   But the fundamentals of buying a home really haven’t changed and, in fact, there are new incentives on the horizon that should make home buying more attractive than ever.

   There are plenty of homes on the market in every price range and if you want one of them, you need only do what generations of people have done. You just have to pay attention to these basics:

   First, cultivate good credit by prudent living. Pay your bills and pay them on time. Use credit sparingly.

   If you do this, you’ll earn a good credit score, which is crucial to getting a good interest rate. Research shows that many consumers believe that they have to have a high income to have a high credit score, but that’s not true. In fact, income is irrelevant to your credit score. Your credit score is a rating based on how well you live up to your obligations, pay your bills and use your credit.

   Second, save money for a down payment. In the current climate, most lenders will ask you to bring some cash to the table in a mortgage deal.

   Third, find a house you love but can also afford.  One path to financial freedom is to buy a modest house and build equity. When you decide to move up, you can sell your house and take a large chunk of the money from the sale and apply it to your new home.  Your payment is lower while you live better. It’s the good, always-in-fashion way to live.

   Congress is also planning some incentives for new home buyers.  It appears first-time home buyers will get a tax credit of 10 percent of the purchase price of a home up to $8,000. That means in the year you purchase a new home, your tax bill could be reduced up to $8,000. However, the credit is not a pure gift.  Homeowners apparently will be asked to pay back the credit during a 15 year period.  Each year, they will be required to repay a little more than 6.5 percent of the tax credit. That’s just over $530 per year for an $8,000 credit.  Homeowners will not qualify for the credit if they sell the home in the first year.

   To be classified as a first-time homeowner, you must not have owned a home in the last three years.
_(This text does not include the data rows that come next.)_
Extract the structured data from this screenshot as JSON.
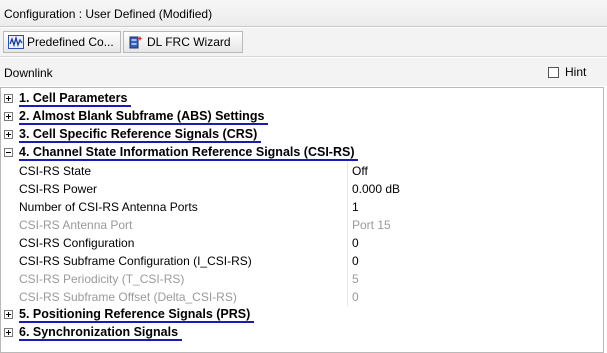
{
  "window": {
    "title": "Configuration : User Defined (Modified)"
  },
  "toolbar": {
    "predefined_label": "Predefined Co...",
    "predefined_icon": "waveform-icon",
    "wizard_label": "DL FRC Wizard",
    "wizard_icon": "wizard-icon"
  },
  "panel": {
    "label": "Downlink",
    "hint_label": "Hint",
    "hint_checked": false
  },
  "tree": {
    "sections": [
      {
        "label": "1. Cell Parameters",
        "expanded": false
      },
      {
        "label": "2. Almost Blank Subframe (ABS) Settings",
        "expanded": false
      },
      {
        "label": "3. Cell Specific Reference Signals (CRS)",
        "expanded": false
      },
      {
        "label": "4. Channel State Information Reference Signals (CSI-RS)",
        "expanded": true
      },
      {
        "label": "5. Positioning Reference Signals (PRS)",
        "expanded": false
      },
      {
        "label": "6. Synchronization Signals",
        "expanded": false
      }
    ],
    "csi_rs": [
      {
        "name": "CSI-RS State",
        "value": "Off",
        "enabled": true
      },
      {
        "name": "CSI-RS Power",
        "value": "0.000 dB",
        "enabled": true
      },
      {
        "name": "Number of CSI-RS Antenna Ports",
        "value": "1",
        "enabled": true
      },
      {
        "name": "CSI-RS Antenna Port",
        "value": "Port 15",
        "enabled": false
      },
      {
        "name": "CSI-RS Configuration",
        "value": "0",
        "enabled": true
      },
      {
        "name": "CSI-RS Subframe Configuration (I_CSI-RS)",
        "value": "0",
        "enabled": true
      },
      {
        "name": "CSI-RS Periodicity (T_CSI-RS)",
        "value": "5",
        "enabled": false
      },
      {
        "name": "CSI-RS Subframe Offset (Delta_CSI-RS)",
        "value": "0",
        "enabled": false
      }
    ]
  }
}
When buying or investing in real estate the our priority is to help get you the best bang for the dollar on your purchase. We are on standby for you when your ready to get started, if you are ready go to my website at County Properties.